**** Records for the exercise ****

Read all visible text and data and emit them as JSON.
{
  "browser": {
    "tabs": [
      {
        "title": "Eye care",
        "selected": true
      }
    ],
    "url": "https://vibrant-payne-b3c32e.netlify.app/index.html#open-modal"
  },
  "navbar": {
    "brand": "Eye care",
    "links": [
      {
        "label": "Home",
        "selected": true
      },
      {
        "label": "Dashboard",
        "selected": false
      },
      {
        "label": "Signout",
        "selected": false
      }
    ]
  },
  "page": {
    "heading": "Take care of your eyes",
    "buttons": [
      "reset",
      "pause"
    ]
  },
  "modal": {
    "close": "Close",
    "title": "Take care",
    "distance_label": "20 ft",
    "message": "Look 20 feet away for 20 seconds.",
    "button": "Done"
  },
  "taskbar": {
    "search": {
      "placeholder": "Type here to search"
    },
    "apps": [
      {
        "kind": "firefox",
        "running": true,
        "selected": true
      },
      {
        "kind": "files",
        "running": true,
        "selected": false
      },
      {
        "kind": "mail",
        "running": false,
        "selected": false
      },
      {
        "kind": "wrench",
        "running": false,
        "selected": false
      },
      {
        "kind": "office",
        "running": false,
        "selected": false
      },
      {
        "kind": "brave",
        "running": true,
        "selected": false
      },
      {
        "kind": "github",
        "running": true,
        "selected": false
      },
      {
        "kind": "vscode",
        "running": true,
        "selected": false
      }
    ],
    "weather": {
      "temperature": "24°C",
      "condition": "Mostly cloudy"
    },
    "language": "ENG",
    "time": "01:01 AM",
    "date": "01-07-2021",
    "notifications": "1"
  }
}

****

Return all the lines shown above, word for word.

Your solution >>
Read all visible text and data and emit them as JSON.
{
  "browser": {
    "tabs": [
      {
        "title": "Eye care",
        "selected": true
      }
    ],
    "url": "https://vibrant-payne-b3c32e.netlify.app/index.html#open-modal"
  },
  "navbar": {
    "brand": "Eye care",
    "links": [
      {
        "label": "Home",
        "selected": true
      },
      {
        "label": "Dashboard",
        "selected": false
      },
      {
        "label": "Signout",
        "selected": false
      }
    ]
  },
  "page": {
    "heading": "Take care of your eyes",
    "buttons": [
      "reset",
      "pause"
    ]
  },
  "modal": {
    "close": "Close",
    "title": "Take care",
    "distance_label": "20 ft",
    "message": "Look 20 feet away for 20 seconds.",
    "button": "Done"
  },
  "taskbar": {
    "search": {
      "placeholder": "Type here to search"
    },
    "apps": [
      {
        "kind": "firefox",
        "running": true,
        "selected": true
      },
      {
        "kind": "files",
        "running": true,
        "selected": false
      },
      {
        "kind": "mail",
        "running": false,
        "selected": false
      },
      {
        "kind": "wrench",
        "running": false,
        "selected": false
      },
      {
        "kind": "office",
        "running": false,
        "selected": false
      },
      {
        "kind": "brave",
        "running": true,
        "selected": false
      },
      {
        "kind": "github",
        "running": true,
        "selected": false
      },
      {
        "kind": "vscode",
        "running": true,
        "selected": false
      }
    ],
    "weather": {
      "temperature": "24°C",
      "condition": "Mostly cloudy"
    },
    "language": "ENG",
    "time": "01:01 AM",
    "date": "01-07-2021",
    "notifications": "1"
  }
}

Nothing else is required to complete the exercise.